The Australian Ministry of Defence says it is moving forward with the purchase of the ex-UK amphibious landing dock ship Largs Bay after completing sea trials. The vessel will be delivered early next year.
The Australian government announced on April 6 that Australia had been successful in its bid to acquire the Largs Bay at a cost of £65 million (approximately A$100 million).
Australia has now signed a Letter of Intent with the UK Government and the first two payments of £22 million each (or A$66 million in total) have been made on the ship, the Australian ministry of defence announced.
A sea-trial of the ship has also been conducted. The trial was conducted in two phases – a harbour phase (April 11-17) followed by the at-sea phase (April 18-19). The defence department’s final report on the sea-trial confirms that the ship is in good material state.

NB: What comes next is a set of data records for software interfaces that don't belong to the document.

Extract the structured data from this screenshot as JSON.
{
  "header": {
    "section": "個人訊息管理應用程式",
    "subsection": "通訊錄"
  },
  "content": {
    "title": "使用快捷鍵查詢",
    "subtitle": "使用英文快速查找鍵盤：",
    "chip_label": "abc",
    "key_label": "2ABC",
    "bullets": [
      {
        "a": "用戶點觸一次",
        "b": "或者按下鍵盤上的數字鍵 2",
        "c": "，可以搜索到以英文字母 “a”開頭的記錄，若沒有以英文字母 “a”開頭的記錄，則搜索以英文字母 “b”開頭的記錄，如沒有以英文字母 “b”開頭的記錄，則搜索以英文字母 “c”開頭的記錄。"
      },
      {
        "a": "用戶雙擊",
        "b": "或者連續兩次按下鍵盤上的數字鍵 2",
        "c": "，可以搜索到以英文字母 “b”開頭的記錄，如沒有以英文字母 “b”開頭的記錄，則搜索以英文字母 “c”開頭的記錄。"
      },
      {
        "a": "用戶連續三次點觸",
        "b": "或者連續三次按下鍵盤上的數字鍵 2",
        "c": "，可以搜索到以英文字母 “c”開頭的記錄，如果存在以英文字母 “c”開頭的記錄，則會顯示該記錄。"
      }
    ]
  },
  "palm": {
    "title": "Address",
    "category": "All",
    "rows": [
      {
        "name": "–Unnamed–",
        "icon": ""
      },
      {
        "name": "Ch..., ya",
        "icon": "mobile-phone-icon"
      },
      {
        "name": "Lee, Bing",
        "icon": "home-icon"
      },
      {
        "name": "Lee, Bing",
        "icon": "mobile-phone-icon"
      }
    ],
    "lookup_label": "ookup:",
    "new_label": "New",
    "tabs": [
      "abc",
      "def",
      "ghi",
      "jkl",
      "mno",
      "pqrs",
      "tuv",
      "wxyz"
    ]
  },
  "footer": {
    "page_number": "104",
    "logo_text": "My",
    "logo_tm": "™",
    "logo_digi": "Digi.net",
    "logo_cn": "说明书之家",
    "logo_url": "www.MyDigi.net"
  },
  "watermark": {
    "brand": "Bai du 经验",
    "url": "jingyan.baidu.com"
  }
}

International shipping firm, Teekay Shipping Australia, thoroughly inspected the ship prior to the submission of Australia’s bid and found that “the ship presents very well, and from a technical point of view, there are no major defects.”
Teekay was also engaged on the sea trial and have provided an updated report that confirms their previous assessment.
The Australian government will now give consideration to what modifications are necessary for Australian use of Largs Bay, with such work on the ship subject to government approval.
The ship remains on track to arrive in Australia by the end of the year in time for it to be operational in Australia in early 2012.
Largs Bay is a Bay class landing ship dock ship that was commissioned by the U.K. Ministry of Defence in 2006. The vessel was built by Swan Hunter in Wallsend, Tyne and Wear, northern England and named after Largs Bay in Ayrshire, Scotland. It was commissioned into the Royal Fleet Auxiliary in November 2006 and patrolled the seas around the British south Atlantic colony the Falkland Islands in 2008.
The vessel weighs 16,000 tons and is about 577 feet long and 85 feet wide. Its flight deck has room for two large helicopters as well as around 150 light trucks and 350 troops. It was marked as one of the vessels to be removed from service under the UK’s Strategic Defence and Security Review in an effort to cut costs.
The Largs Bay will operate alongside the navy’s two Canberra class Landing Helicopter Dock ships now under construction — the Canberra and the Adelaide.